In Windows 7, browsing for files from within a program can be a bit confusing. Why? Because for some reason, there are two separate menus for exactly that function, and they behave differently.
The first sort of menu looks more or less like Explorer.exe. The second menu is a holdover from pre-Windows 7 days—it’s the plain-old Open menu, with a small browser and a wimpy selection of predefined, uncustomizable shortcut icons on the left.
Fortunately, you actually can customize the second type of file browser—it just takes some work. There’s a way to do it in the system registry, but it’s complicated and not necessary. Instead we’ll use a free app called PlacesBar Editor.
Nothing holds more promise than a brand-new PC. The hardware is fresh and full of potential, the OS is clean and clutter-free, and you have nothing but pure, unadulterated storage space awaiting your precious data. It’s an exciting time, indeed. But before you start dumping old files onto your new rig willy-nilly, and downloading every shiny bauble of an app that catches your eye, take some time to consider a more measured approach to moving in. After all, you only have this opportunity once.
The way you set up your new PC now will have a lasting impact on your experience over time. Do it haphazardly, and your experience will be plagued by disorder and regret. Do it thoughtfully, though, by following the course of action we prescribe on the following pages, and you will have a machine that’s primed and ready to meet your every need from the start.
If you’ve been in a public space in the last year or two, you’ve probably seen a QR code—a small, square two-dimensional barcode that looks a bit like a miniature crossword puzzle. They’ve been around for more than 15 years, but they’ve recently exploded in popularity, thanks to smartphones, which are perfect QR-scanners.
In this article, we’ll show you how to make a distinctive, personalized QR code to put on your business card, or anything else.
We're tired of arcane web interfaces and sluggish CPUs on our network storage. It's time to build a Windows Home Server with enough capacity for all our data and enough power to flawlessly stream HD video.
Car nuts race their rides to see who’s machine is the fastest. Fitness fanatics run marathons to test their physical limitations and endurance against that of their fellows. Geeks and gearheads? Our battles are fought and won on the basis of how capable our hardware is. While our desktops and laptops might be a thing of wonder to behold, carrying them around with us for the sake of collecting the accolades we deserve isn’t always convenient. Carrying around a smartphone or tablet, however, is. Benchmarking also provides the added benefit of telling you how well your phone manages the current version of your handset’s operating system and apps, as well as whether future OS upgrades will slow all that zippy mobile computing hotness to a bag of sluggish hardware fail. If you’re the owner of an Android handset, there’s a lot of options out there to see how hard your phone rocks.
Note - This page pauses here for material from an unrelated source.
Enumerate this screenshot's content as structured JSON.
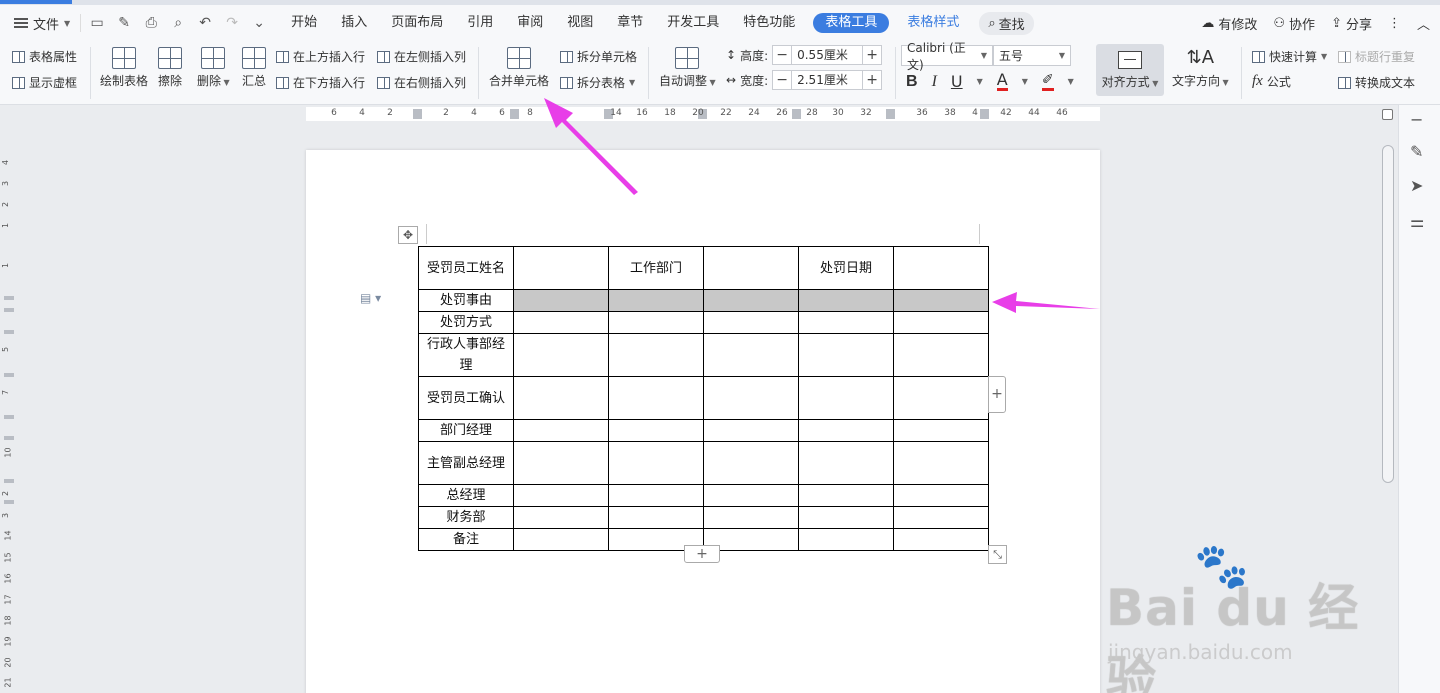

Here’s three of our favourite free benchmarking tools, along with the reasons why you should use them.
Discovering that user-activity logging program Carrier IQ might be loaded on your phone is like finding out there’s a peeping tom in your neighborhood: You want to find out if your house was on the scumbag’s route or not. Well, if you have a rooted Android phone, you can do just that, thanks to a utility by Trevor Eckhart, the dev responsible for uncovering this scandal.
With Windows 8, Microsoft is reimagining the most basic premises of personal computers. CEO Steve Ballmer recognizes the drastic changes coming in Windows 8, even calling the platform one of the biggest risks taken by the industry giant.
If you want to take the plunge and give Windows 8 a try, we don’t recommend installing Windows 8 as your primary system, but we do encourage you to take it for a spin and spend some time tinkering under the hood. So read on and we'll tell you how to do just that.
We may call the glorious series of tubes the World Wide Web, but that doesn’t mean you can view every website’s content all around the globe. Many of the big name content providers – like Steam, Netflix, Pandora and BBC – employ region locks to limit their services to specific countries. But this is the Internet we’re talking about, so naturally, there are ways around the roadblocks.
Thanks to the difficulties that RIM is having with getting BBM to work with the Playbook’s QNX powered operating system, the launch of Playbook 2.0 has been delayed until February, but that doesn’t mean you can’t enjoy the benefits of rocking a few Android applications on your Playbook right now. Thanks to the clever coding efforts of a number of Blackberry enthusiasts, a little elbow grease, and some patience, you’ll end up with a RIM-built tablet that’s not only functional (finally), but also down right enjoyable to use.
We’ve built our fair share of home theater PCs in the past, with all sorts of different use cases in mind. Our August 2010 HTPC was a stunner built for 3D, with passively cooled GPU, CPU, and PSU, as well as a four-channel CableCard tuner and Blu-ray 3D support. In June 2011, Gordon tried to make a small-form-factor HTPC that could cut out the previous build’s bulk (and CableCard) while still supporting Blu-ray 3D. Both of those rigs handled their respective tasks well, but what if I don’t care about cable but do care about gaming? This month’s task is to create a kick-ass gaming rig in an HTPC form factor—one that can handle modern games, as well as 3D Blu-ray and Dolby TrueHD audio, without sounding like a jet engine.